When a record contains an image, skip the image and retype the rest of that record exactly.

Content starts

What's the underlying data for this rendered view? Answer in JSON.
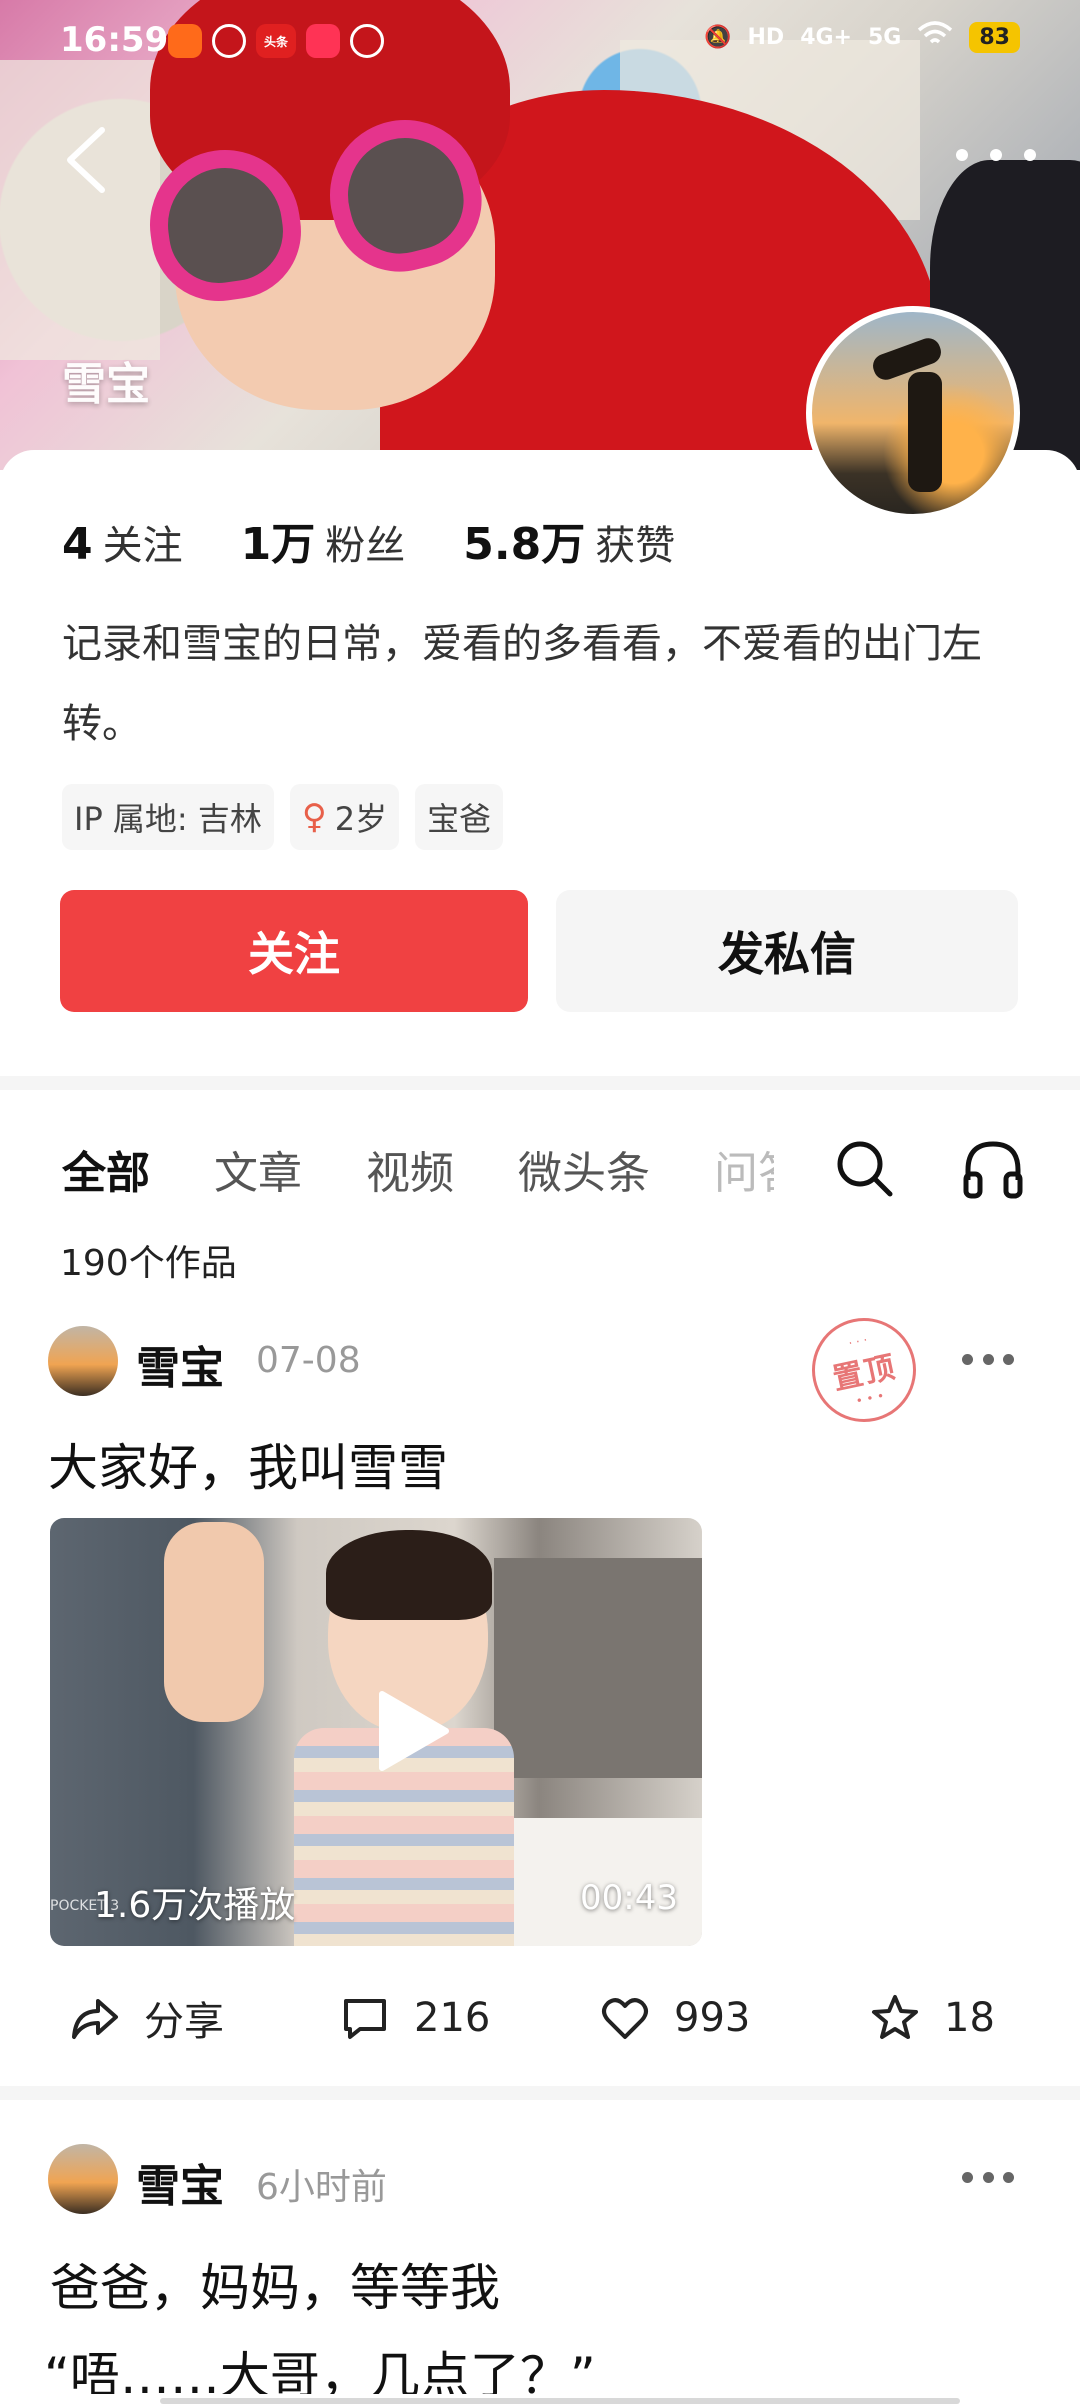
{
  "status_bar": {
    "time": "16:59",
    "signal_labels": [
      "HD",
      "4G+",
      "5G"
    ],
    "battery": "83",
    "app_badge": "头条"
  },
  "banner": {
    "display_name": "雪宝"
  },
  "profile": {
    "stats": [
      {
        "num": "4",
        "label": "关注"
      },
      {
        "num": "1万",
        "label": "粉丝"
      },
      {
        "num": "5.8万",
        "label": "获赞"
      }
    ],
    "bio": "记录和雪宝的日常，爱看的多看看，不爱看的出门左转。",
    "tags": {
      "ip": "IP 属地: 吉林",
      "age": "2岁",
      "role": "宝爸"
    },
    "follow_label": "关注",
    "message_label": "发私信"
  },
  "tabs": {
    "items": [
      "全部",
      "文章",
      "视频",
      "微头条",
      "问答"
    ],
    "active_index": 0,
    "works_count": "190个作品"
  },
  "posts": [
    {
      "author": "雪宝",
      "time": "07-08",
      "pinned_label": "置顶",
      "title": "大家好，我叫雪雪",
      "video": {
        "plays": "1.6万次播放",
        "duration": "00:43",
        "watermark": "POCKET 3"
      },
      "actions": {
        "share": "分享",
        "comments": "216",
        "likes": "993",
        "favorites": "18"
      }
    },
    {
      "author": "雪宝",
      "time": "6小时前",
      "title_line1": "爸爸，妈妈，等等我",
      "title_line2": "“唔……大哥，几点了？”"
    }
  ]
}
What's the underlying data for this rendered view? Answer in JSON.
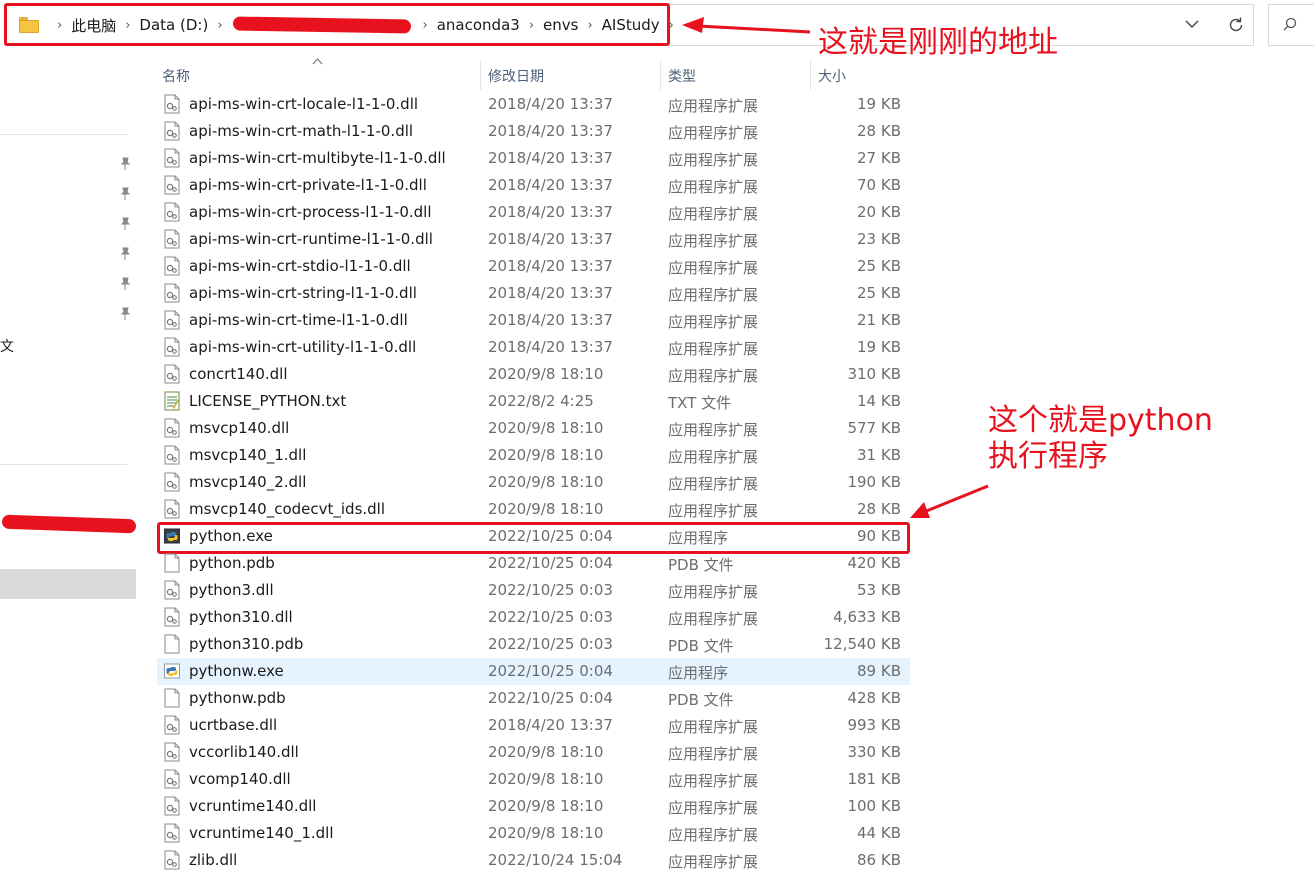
{
  "address_bar": {
    "crumbs": [
      "此电脑",
      "Data (D:)",
      "anaconda3",
      "envs",
      "AIStudy"
    ]
  },
  "columns": {
    "name": "名称",
    "date": "修改日期",
    "type": "类型",
    "size": "大小"
  },
  "nav": {
    "partial_label": "文"
  },
  "annotations": {
    "address": "这就是刚刚的地址",
    "python_line1": "这个就是python",
    "python_line2": "执行程序"
  },
  "colors": {
    "annotation_red": "#e8121f",
    "hover_row": "#e5f3ff",
    "nav_selected": "#d9d9d9"
  },
  "files": [
    {
      "name": "api-ms-win-crt-locale-l1-1-0.dll",
      "date": "2018/4/20 13:37",
      "type": "应用程序扩展",
      "size": "19 KB",
      "icon": "dll-file-icon"
    },
    {
      "name": "api-ms-win-crt-math-l1-1-0.dll",
      "date": "2018/4/20 13:37",
      "type": "应用程序扩展",
      "size": "28 KB",
      "icon": "dll-file-icon"
    },
    {
      "name": "api-ms-win-crt-multibyte-l1-1-0.dll",
      "date": "2018/4/20 13:37",
      "type": "应用程序扩展",
      "size": "27 KB",
      "icon": "dll-file-icon"
    },
    {
      "name": "api-ms-win-crt-private-l1-1-0.dll",
      "date": "2018/4/20 13:37",
      "type": "应用程序扩展",
      "size": "70 KB",
      "icon": "dll-file-icon"
    },
    {
      "name": "api-ms-win-crt-process-l1-1-0.dll",
      "date": "2018/4/20 13:37",
      "type": "应用程序扩展",
      "size": "20 KB",
      "icon": "dll-file-icon"
    },
    {
      "name": "api-ms-win-crt-runtime-l1-1-0.dll",
      "date": "2018/4/20 13:37",
      "type": "应用程序扩展",
      "size": "23 KB",
      "icon": "dll-file-icon"
    },
    {
      "name": "api-ms-win-crt-stdio-l1-1-0.dll",
      "date": "2018/4/20 13:37",
      "type": "应用程序扩展",
      "size": "25 KB",
      "icon": "dll-file-icon"
    },
    {
      "name": "api-ms-win-crt-string-l1-1-0.dll",
      "date": "2018/4/20 13:37",
      "type": "应用程序扩展",
      "size": "25 KB",
      "icon": "dll-file-icon"
    },
    {
      "name": "api-ms-win-crt-time-l1-1-0.dll",
      "date": "2018/4/20 13:37",
      "type": "应用程序扩展",
      "size": "21 KB",
      "icon": "dll-file-icon"
    },
    {
      "name": "api-ms-win-crt-utility-l1-1-0.dll",
      "date": "2018/4/20 13:37",
      "type": "应用程序扩展",
      "size": "19 KB",
      "icon": "dll-file-icon"
    },
    {
      "name": "concrt140.dll",
      "date": "2020/9/8 18:10",
      "type": "应用程序扩展",
      "size": "310 KB",
      "icon": "dll-file-icon"
    },
    {
      "name": "LICENSE_PYTHON.txt",
      "date": "2022/8/2 4:25",
      "type": "TXT 文件",
      "size": "14 KB",
      "icon": "text-file-icon"
    },
    {
      "name": "msvcp140.dll",
      "date": "2020/9/8 18:10",
      "type": "应用程序扩展",
      "size": "577 KB",
      "icon": "dll-file-icon"
    },
    {
      "name": "msvcp140_1.dll",
      "date": "2020/9/8 18:10",
      "type": "应用程序扩展",
      "size": "31 KB",
      "icon": "dll-file-icon"
    },
    {
      "name": "msvcp140_2.dll",
      "date": "2020/9/8 18:10",
      "type": "应用程序扩展",
      "size": "190 KB",
      "icon": "dll-file-icon"
    },
    {
      "name": "msvcp140_codecvt_ids.dll",
      "date": "2020/9/8 18:10",
      "type": "应用程序扩展",
      "size": "28 KB",
      "icon": "dll-file-icon"
    },
    {
      "name": "python.exe",
      "date": "2022/10/25 0:04",
      "type": "应用程序",
      "size": "90 KB",
      "icon": "python-exe-icon"
    },
    {
      "name": "python.pdb",
      "date": "2022/10/25 0:04",
      "type": "PDB 文件",
      "size": "420 KB",
      "icon": "blank-file-icon"
    },
    {
      "name": "python3.dll",
      "date": "2022/10/25 0:03",
      "type": "应用程序扩展",
      "size": "53 KB",
      "icon": "dll-file-icon"
    },
    {
      "name": "python310.dll",
      "date": "2022/10/25 0:03",
      "type": "应用程序扩展",
      "size": "4,633 KB",
      "icon": "dll-file-icon"
    },
    {
      "name": "python310.pdb",
      "date": "2022/10/25 0:03",
      "type": "PDB 文件",
      "size": "12,540 KB",
      "icon": "blank-file-icon"
    },
    {
      "name": "pythonw.exe",
      "date": "2022/10/25 0:04",
      "type": "应用程序",
      "size": "89 KB",
      "icon": "python-window-icon",
      "hover": true
    },
    {
      "name": "pythonw.pdb",
      "date": "2022/10/25 0:04",
      "type": "PDB 文件",
      "size": "428 KB",
      "icon": "blank-file-icon"
    },
    {
      "name": "ucrtbase.dll",
      "date": "2018/4/20 13:37",
      "type": "应用程序扩展",
      "size": "993 KB",
      "icon": "dll-file-icon"
    },
    {
      "name": "vccorlib140.dll",
      "date": "2020/9/8 18:10",
      "type": "应用程序扩展",
      "size": "330 KB",
      "icon": "dll-file-icon"
    },
    {
      "name": "vcomp140.dll",
      "date": "2020/9/8 18:10",
      "type": "应用程序扩展",
      "size": "181 KB",
      "icon": "dll-file-icon"
    },
    {
      "name": "vcruntime140.dll",
      "date": "2020/9/8 18:10",
      "type": "应用程序扩展",
      "size": "100 KB",
      "icon": "dll-file-icon"
    },
    {
      "name": "vcruntime140_1.dll",
      "date": "2020/9/8 18:10",
      "type": "应用程序扩展",
      "size": "44 KB",
      "icon": "dll-file-icon"
    },
    {
      "name": "zlib.dll",
      "date": "2022/10/24 15:04",
      "type": "应用程序扩展",
      "size": "86 KB",
      "icon": "dll-file-icon"
    }
  ]
}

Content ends

> [ANSWER FOR THE TASK]
What's the underlying data for this rendered view? Answer in JSON.
{
  "status_bar": {
    "time": "16:59",
    "signal_labels": [
      "HD",
      "4G+",
      "5G"
    ],
    "battery": "83",
    "app_badge": "头条"
  },
  "banner": {
    "display_name": "雪宝"
  },
  "profile": {
    "stats": [
      {
        "num": "4",
        "label": "关注"
      },
      {
        "num": "1万",
        "label": "粉丝"
      },
      {
        "num": "5.8万",
        "label": "获赞"
      }
    ],
    "bio": "记录和雪宝的日常，爱看的多看看，不爱看的出门左转。",
    "tags": {
      "ip": "IP 属地: 吉林",
      "age": "2岁",
      "role": "宝爸"
    },
    "follow_label": "关注",
    "message_label": "发私信"
  },
  "tabs": {
    "items": [
      "全部",
      "文章",
      "视频",
      "微头条",
      "问答"
    ],
    "active_index": 0,
    "works_count": "190个作品"
  },
  "posts": [
    {
      "author": "雪宝",
      "time": "07-08",
      "pinned_label": "置顶",
      "title": "大家好，我叫雪雪",
      "video": {
        "plays": "1.6万次播放",
        "duration": "00:43",
        "watermark": "POCKET 3"
      },
      "actions": {
        "share": "分享",
        "comments": "216",
        "likes": "993",
        "favorites": "18"
      }
    },
    {
      "author": "雪宝",
      "time": "6小时前",
      "title_line1": "爸爸，妈妈，等等我",
      "title_line2": "“唔……大哥，几点了？”"
    }
  ]
}
What's the underlying data for this rendered view? Answer in JSON.
{
  "address_bar": {
    "crumbs": [
      "此电脑",
      "Data (D:)",
      "anaconda3",
      "envs",
      "AIStudy"
    ]
  },
  "columns": {
    "name": "名称",
    "date": "修改日期",
    "type": "类型",
    "size": "大小"
  },
  "nav": {
    "partial_label": "文"
  },
  "annotations": {
    "address": "这就是刚刚的地址",
    "python_line1": "这个就是python",
    "python_line2": "执行程序"
  },
  "colors": {
    "annotation_red": "#e8121f",
    "hover_row": "#e5f3ff",
    "nav_selected": "#d9d9d9"
  },
  "files": [
    {
      "name": "api-ms-win-crt-locale-l1-1-0.dll",
      "date": "2018/4/20 13:37",
      "type": "应用程序扩展",
      "size": "19 KB",
      "icon": "dll-file-icon"
    },
    {
      "name": "api-ms-win-crt-math-l1-1-0.dll",
      "date": "2018/4/20 13:37",
      "type": "应用程序扩展",
      "size": "28 KB",
      "icon": "dll-file-icon"
    },
    {
      "name": "api-ms-win-crt-multibyte-l1-1-0.dll",
      "date": "2018/4/20 13:37",
      "type": "应用程序扩展",
      "size": "27 KB",
      "icon": "dll-file-icon"
    },
    {
      "name": "api-ms-win-crt-private-l1-1-0.dll",
      "date": "2018/4/20 13:37",
      "type": "应用程序扩展",
      "size": "70 KB",
      "icon": "dll-file-icon"
    },
    {
      "name": "api-ms-win-crt-process-l1-1-0.dll",
      "date": "2018/4/20 13:37",
      "type": "应用程序扩展",
      "size": "20 KB",
      "icon": "dll-file-icon"
    },
    {
      "name": "api-ms-win-crt-runtime-l1-1-0.dll",
      "date": "2018/4/20 13:37",
      "type": "应用程序扩展",
      "size": "23 KB",
      "icon": "dll-file-icon"
    },
    {
      "name": "api-ms-win-crt-stdio-l1-1-0.dll",
      "date": "2018/4/20 13:37",
      "type": "应用程序扩展",
      "size": "25 KB",
      "icon": "dll-file-icon"
    },
    {
      "name": "api-ms-win-crt-string-l1-1-0.dll",
      "date": "2018/4/20 13:37",
      "type": "应用程序扩展",
      "size": "25 KB",
      "icon": "dll-file-icon"
    },
    {
      "name": "api-ms-win-crt-time-l1-1-0.dll",
      "date": "2018/4/20 13:37",
      "type": "应用程序扩展",
      "size": "21 KB",
      "icon": "dll-file-icon"
    },
    {
      "name": "api-ms-win-crt-utility-l1-1-0.dll",
      "date": "2018/4/20 13:37",
      "type": "应用程序扩展",
      "size": "19 KB",
      "icon": "dll-file-icon"
    },
    {
      "name": "concrt140.dll",
      "date": "2020/9/8 18:10",
      "type": "应用程序扩展",
      "size": "310 KB",
      "icon": "dll-file-icon"
    },
    {
      "name": "LICENSE_PYTHON.txt",
      "date": "2022/8/2 4:25",
      "type": "TXT 文件",
      "size": "14 KB",
      "icon": "text-file-icon"
    },
    {
      "name": "msvcp140.dll",
      "date": "2020/9/8 18:10",
      "type": "应用程序扩展",
      "size": "577 KB",
      "icon": "dll-file-icon"
    },
    {
      "name": "msvcp140_1.dll",
      "date": "2020/9/8 18:10",
      "type": "应用程序扩展",
      "size": "31 KB",
      "icon": "dll-file-icon"
    },
    {
      "name": "msvcp140_2.dll",
      "date": "2020/9/8 18:10",
      "type": "应用程序扩展",
      "size": "190 KB",
      "icon": "dll-file-icon"
    },
    {
      "name": "msvcp140_codecvt_ids.dll",
      "date": "2020/9/8 18:10",
      "type": "应用程序扩展",
      "size": "28 KB",
      "icon": "dll-file-icon"
    },
    {
      "name": "python.exe",
      "date": "2022/10/25 0:04",
      "type": "应用程序",
      "size": "90 KB",
      "icon": "python-exe-icon"
    },
    {
      "name": "python.pdb",
      "date": "2022/10/25 0:04",
      "type": "PDB 文件",
      "size": "420 KB",
      "icon": "blank-file-icon"
    },
    {
      "name": "python3.dll",
      "date": "2022/10/25 0:03",
      "type": "应用程序扩展",
      "size": "53 KB",
      "icon": "dll-file-icon"
    },
    {
      "name": "python310.dll",
      "date": "2022/10/25 0:03",
      "type": "应用程序扩展",
      "size": "4,633 KB",
      "icon": "dll-file-icon"
    },
    {
      "name": "python310.pdb",
      "date": "2022/10/25 0:03",
      "type": "PDB 文件",
      "size": "12,540 KB",
      "icon": "blank-file-icon"
    },
    {
      "name": "pythonw.exe",
      "date": "2022/10/25 0:04",
      "type": "应用程序",
      "size": "89 KB",
      "icon": "python-window-icon",
      "hover": true
    },
    {
      "name": "pythonw.pdb",
      "date": "2022/10/25 0:04",
      "type": "PDB 文件",
      "size": "428 KB",
      "icon": "blank-file-icon"
    },
    {
      "name": "ucrtbase.dll",
      "date": "2018/4/20 13:37",
      "type": "应用程序扩展",
      "size": "993 KB",
      "icon": "dll-file-icon"
    },
    {
      "name": "vccorlib140.dll",
      "date": "2020/9/8 18:10",
      "type": "应用程序扩展",
      "size": "330 KB",
      "icon": "dll-file-icon"
    },
    {
      "name": "vcomp140.dll",
      "date": "2020/9/8 18:10",
      "type": "应用程序扩展",
      "size": "181 KB",
      "icon": "dll-file-icon"
    },
    {
      "name": "vcruntime140.dll",
      "date": "2020/9/8 18:10",
      "type": "应用程序扩展",
      "size": "100 KB",
      "icon": "dll-file-icon"
    },
    {
      "name": "vcruntime140_1.dll",
      "date": "2020/9/8 18:10",
      "type": "应用程序扩展",
      "size": "44 KB",
      "icon": "dll-file-icon"
    },
    {
      "name": "zlib.dll",
      "date": "2022/10/24 15:04",
      "type": "应用程序扩展",
      "size": "86 KB",
      "icon": "dll-file-icon"
    }
  ]
}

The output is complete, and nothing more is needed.